ACTIVITY. Pictures aside, return all of the records exactly as they stand.

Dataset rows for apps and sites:
● ● ● ● ● ● ●

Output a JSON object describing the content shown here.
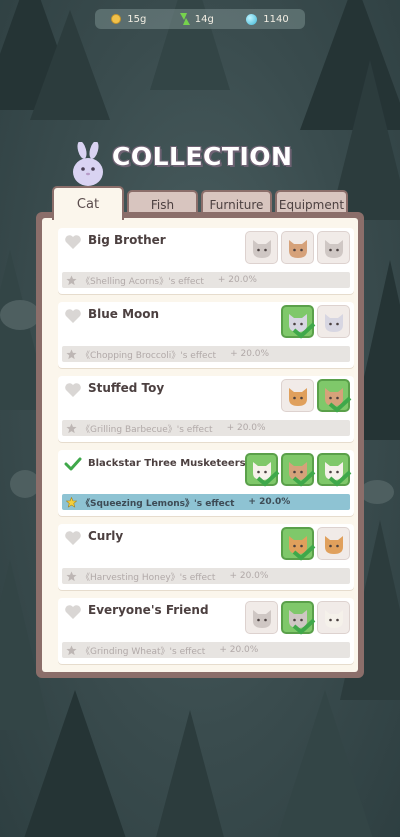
{
  "resources": {
    "coins": "15g",
    "energy": "14g",
    "gems": "1140",
    "coin_icon": "coin-icon",
    "energy_icon": "lightning-icon",
    "gem_icon": "gem-icon"
  },
  "title": "COLLECTION",
  "tabs": [
    "Cat",
    "Fish",
    "Furniture",
    "Equipment"
  ],
  "active_tab": "Cat",
  "colors": {
    "panel_border": "#8b6e6a",
    "owned_green": "#7fc86a",
    "active_effect": "#8ec3d3",
    "heart_active": "#3fa84a"
  },
  "collections": [
    {
      "name": "Big Brother",
      "effect": "《Shelling Acorns》's effect",
      "bonus": "+ 20.0%",
      "active": false,
      "cats": [
        {
          "fur": "grey",
          "owned": false
        },
        {
          "fur": "tan",
          "owned": false
        },
        {
          "fur": "grey",
          "owned": false
        }
      ]
    },
    {
      "name": "Blue Moon",
      "effect": "《Chopping Broccoli》's effect",
      "bonus": "+ 20.0%",
      "active": false,
      "cats": [
        {
          "fur": "silver",
          "owned": true
        },
        {
          "fur": "silver",
          "owned": false
        }
      ]
    },
    {
      "name": "Stuffed Toy",
      "effect": "《Grilling Barbecue》's effect",
      "bonus": "+ 20.0%",
      "active": false,
      "cats": [
        {
          "fur": "orange",
          "owned": false
        },
        {
          "fur": "tan",
          "owned": true
        }
      ]
    },
    {
      "name": "Blackstar Three Musketeers",
      "effect": "《Squeezing Lemons》's effect",
      "bonus": "+ 20.0%",
      "active": true,
      "cats": [
        {
          "fur": "white",
          "owned": true
        },
        {
          "fur": "tan",
          "owned": true
        },
        {
          "fur": "white",
          "owned": true
        }
      ]
    },
    {
      "name": "Curly",
      "effect": "《Harvesting Honey》's effect",
      "bonus": "+ 20.0%",
      "active": false,
      "cats": [
        {
          "fur": "orange",
          "owned": true
        },
        {
          "fur": "orange",
          "owned": false
        }
      ]
    },
    {
      "name": "Everyone's Friend",
      "effect": "《Grinding Wheat》's effect",
      "bonus": "+ 20.0%",
      "active": false,
      "cats": [
        {
          "fur": "grey",
          "owned": false
        },
        {
          "fur": "grey",
          "owned": true
        },
        {
          "fur": "white",
          "owned": false
        }
      ]
    }
  ]
}
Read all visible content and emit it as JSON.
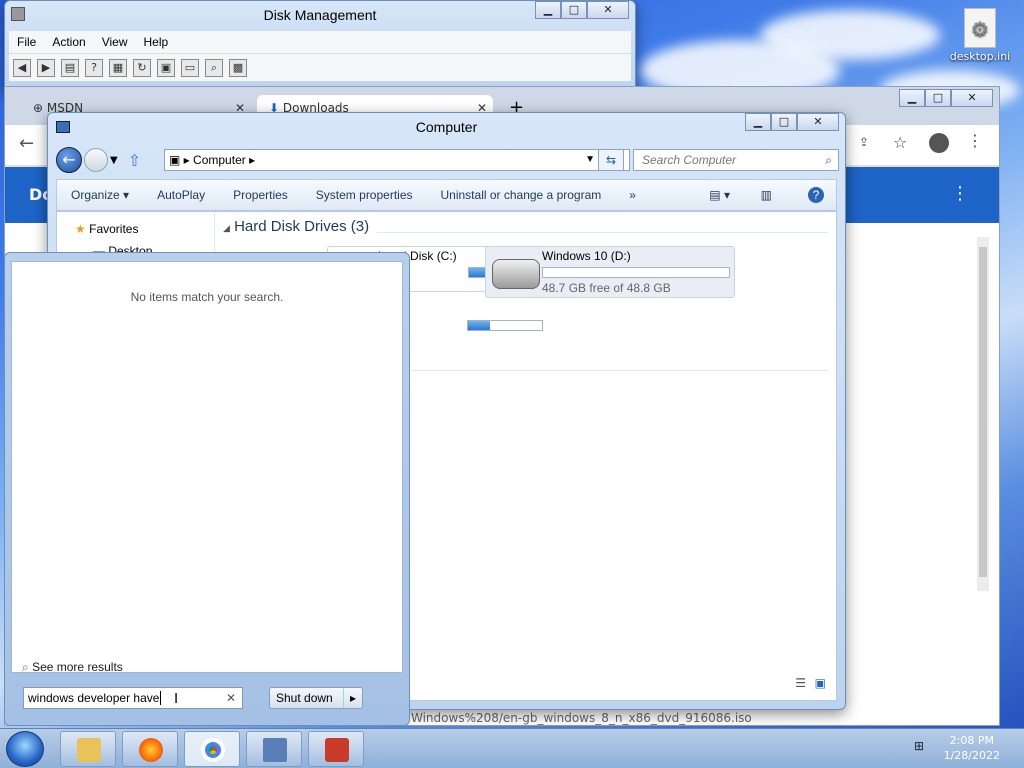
{
  "desktop": {
    "icon_label": "desktop.ini"
  },
  "disk_management": {
    "title": "Disk Management",
    "menu": [
      "File",
      "Action",
      "View",
      "Help"
    ]
  },
  "chrome": {
    "tabs": [
      {
        "label": "MSDN"
      },
      {
        "label": "Downloads"
      }
    ],
    "page_header_text": "Do",
    "download_status": "Windows%208/en-gb_windows_8_n_x86_dvd_916086.iso"
  },
  "explorer": {
    "title": "Computer",
    "address": "Computer",
    "search_placeholder": "Search Computer",
    "commands": [
      "Organize",
      "AutoPlay",
      "Properties",
      "System properties",
      "Uninstall or change a program"
    ],
    "more": "»",
    "nav": {
      "favorites": "Favorites",
      "desktop": "Desktop"
    },
    "group_title": "Hard Disk Drives (3)",
    "drives": [
      {
        "name": "Local Disk (C:)",
        "free": "",
        "fill": 0.4
      },
      {
        "name": "Windows 10 (D:)",
        "free": "48.7 GB free of 48.8 GB",
        "fill": 0.002
      },
      {
        "name": "",
        "free": "",
        "fill": 0.3
      }
    ]
  },
  "start_menu": {
    "no_items": "No items match your search.",
    "see_more": "See more results",
    "search_value": "windows developer have",
    "shutdown_label": "Shut down"
  },
  "taskbar": {
    "time": "2:08 PM",
    "date": "1/28/2022"
  },
  "colors": {
    "accent": "#1e63c6",
    "taskbar": "#9bb8de"
  }
}
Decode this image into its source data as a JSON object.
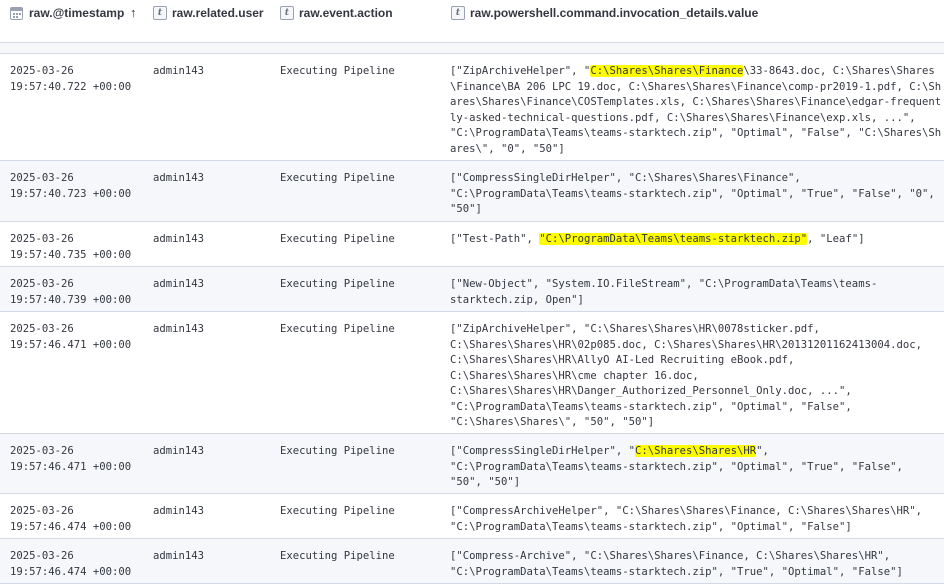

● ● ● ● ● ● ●

TASK SOLUTION.
Output a JSON object describing the content shown here.
{
  "resources": {
    "coins": "15g",
    "energy": "14g",
    "gems": "1140",
    "coin_icon": "coin-icon",
    "energy_icon": "lightning-icon",
    "gem_icon": "gem-icon"
  },
  "title": "COLLECTION",
  "tabs": [
    "Cat",
    "Fish",
    "Furniture",
    "Equipment"
  ],
  "active_tab": "Cat",
  "colors": {
    "panel_border": "#8b6e6a",
    "owned_green": "#7fc86a",
    "active_effect": "#8ec3d3",
    "heart_active": "#3fa84a"
  },
  "collections": [
    {
      "name": "Big Brother",
      "effect": "《Shelling Acorns》's effect",
      "bonus": "+ 20.0%",
      "active": false,
      "cats": [
        {
          "fur": "grey",
          "owned": false
        },
        {
          "fur": "tan",
          "owned": false
        },
        {
          "fur": "grey",
          "owned": false
        }
      ]
    },
    {
      "name": "Blue Moon",
      "effect": "《Chopping Broccoli》's effect",
      "bonus": "+ 20.0%",
      "active": false,
      "cats": [
        {
          "fur": "silver",
          "owned": true
        },
        {
          "fur": "silver",
          "owned": false
        }
      ]
    },
    {
      "name": "Stuffed Toy",
      "effect": "《Grilling Barbecue》's effect",
      "bonus": "+ 20.0%",
      "active": false,
      "cats": [
        {
          "fur": "orange",
          "owned": false
        },
        {
          "fur": "tan",
          "owned": true
        }
      ]
    },
    {
      "name": "Blackstar Three Musketeers",
      "effect": "《Squeezing Lemons》's effect",
      "bonus": "+ 20.0%",
      "active": true,
      "cats": [
        {
          "fur": "white",
          "owned": true
        },
        {
          "fur": "tan",
          "owned": true
        },
        {
          "fur": "white",
          "owned": true
        }
      ]
    },
    {
      "name": "Curly",
      "effect": "《Harvesting Honey》's effect",
      "bonus": "+ 20.0%",
      "active": false,
      "cats": [
        {
          "fur": "orange",
          "owned": true
        },
        {
          "fur": "orange",
          "owned": false
        }
      ]
    },
    {
      "name": "Everyone's Friend",
      "effect": "《Grinding Wheat》's effect",
      "bonus": "+ 20.0%",
      "active": false,
      "cats": [
        {
          "fur": "grey",
          "owned": false
        },
        {
          "fur": "grey",
          "owned": true
        },
        {
          "fur": "white",
          "owned": false
        }
      ]
    }
  ]
}
Read all visible content and emit it as JSON.
{
  "desktop": {
    "icon_label": "desktop.ini"
  },
  "disk_management": {
    "title": "Disk Management",
    "menu": [
      "File",
      "Action",
      "View",
      "Help"
    ]
  },
  "chrome": {
    "tabs": [
      {
        "label": "MSDN"
      },
      {
        "label": "Downloads"
      }
    ],
    "page_header_text": "Do",
    "download_status": "Windows%208/en-gb_windows_8_n_x86_dvd_916086.iso"
  },
  "explorer": {
    "title": "Computer",
    "address": "Computer",
    "search_placeholder": "Search Computer",
    "commands": [
      "Organize",
      "AutoPlay",
      "Properties",
      "System properties",
      "Uninstall or change a program"
    ],
    "more": "»",
    "nav": {
      "favorites": "Favorites",
      "desktop": "Desktop"
    },
    "group_title": "Hard Disk Drives (3)",
    "drives": [
      {
        "name": "Local Disk (C:)",
        "free": "",
        "fill": 0.4
      },
      {
        "name": "Windows 10 (D:)",
        "free": "48.7 GB free of 48.8 GB",
        "fill": 0.002
      },
      {
        "name": "",
        "free": "",
        "fill": 0.3
      }
    ]
  },
  "start_menu": {
    "no_items": "No items match your search.",
    "see_more": "See more results",
    "search_value": "windows developer have",
    "shutdown_label": "Shut down"
  },
  "taskbar": {
    "time": "2:08 PM",
    "date": "1/28/2022"
  },
  "colors": {
    "accent": "#1e63c6",
    "taskbar": "#9bb8de"
  }
}
Decode this image into its source data as a JSON object.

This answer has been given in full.